However now onto the good stuff. I had a few goals for my new workflow; LESS / SASS, auto refresh function, file minification and optional device checking. All this in combination with a proper IDE. At first I gave a shot at Yeoman, the installation with Chocolatey went perfect, however Yeoman itself gave some windows related errors. I am sure Yeoman should work fine, but I like to have my stack divided in several software sections.

The first goal was getting autoreload for the browser. For windows there are several options, all with there own pros and cons.

  • First there is “web essentials” an extension for visual studio, these make it possible to reload the css only. This could be a use full start if your company restricts you to use visual studio for front-end development.
  • Netbeans 7.3 with live html, this is an easy way to get a lot of functionality. However the beta version had difficulties to detect changes made by external compilers. For example css files compiled by the winless less compiler were not detected by the live html functionality. Netbeans live html has the advantage that it works on all file locations, a local server isn’t required.
  • Livereload browserplugin, i use this plugin in combination with sublime text 2. This solution works perfect, combined with some LESS plugins for sublime the less files compile automatically and the updated css file updates the livereload plugin.
  • At last there are a lot of scheduled refresh options, these refresh the browser every on predefined time. I think these options work but are not a very “clean” solution for the problem.

I’m more than happy that I have renewed my workflow, especially “Sublime text” is an instant saver, although it is lacking some deeper IDE functions, like recognizing functions from other files ( If there are some plugin to solve this please share them ). But overall Sublime is an amazing fast and “clean to the eye and mind” editor.

My current stack is as follows; sublime coupled with some less formatting plugins. Less compiling is done with WinLess. Livereload in chrome is coupled with sublime and chrome is optionally connected to devices with Adobe Edge Inspect.
Coding now feels like typing a letter, focused on the code, instantaneous feedback, brilliant 😉

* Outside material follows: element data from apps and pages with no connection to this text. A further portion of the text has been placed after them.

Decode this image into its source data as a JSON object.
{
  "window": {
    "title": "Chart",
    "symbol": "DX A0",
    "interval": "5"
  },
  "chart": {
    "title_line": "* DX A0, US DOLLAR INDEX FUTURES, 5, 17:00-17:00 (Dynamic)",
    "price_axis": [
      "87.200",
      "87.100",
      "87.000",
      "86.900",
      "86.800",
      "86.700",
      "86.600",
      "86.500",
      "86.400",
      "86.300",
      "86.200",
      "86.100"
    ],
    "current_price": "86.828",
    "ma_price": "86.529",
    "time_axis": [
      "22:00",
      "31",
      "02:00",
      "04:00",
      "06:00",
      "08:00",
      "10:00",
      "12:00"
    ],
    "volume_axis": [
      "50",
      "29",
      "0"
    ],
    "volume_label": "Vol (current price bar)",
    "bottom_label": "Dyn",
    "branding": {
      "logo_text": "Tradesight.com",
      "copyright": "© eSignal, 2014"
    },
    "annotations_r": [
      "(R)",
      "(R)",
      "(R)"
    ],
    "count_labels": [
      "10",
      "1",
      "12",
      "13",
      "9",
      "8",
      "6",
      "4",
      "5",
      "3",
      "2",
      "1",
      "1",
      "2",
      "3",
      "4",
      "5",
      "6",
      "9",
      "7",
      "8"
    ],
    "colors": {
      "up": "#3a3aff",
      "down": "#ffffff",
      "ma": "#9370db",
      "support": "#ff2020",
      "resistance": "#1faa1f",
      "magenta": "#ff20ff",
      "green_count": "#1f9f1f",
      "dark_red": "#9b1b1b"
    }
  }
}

At least until I need to merge the code back into visual studio and TFS, and of course next year there will definitely be new shiny toys.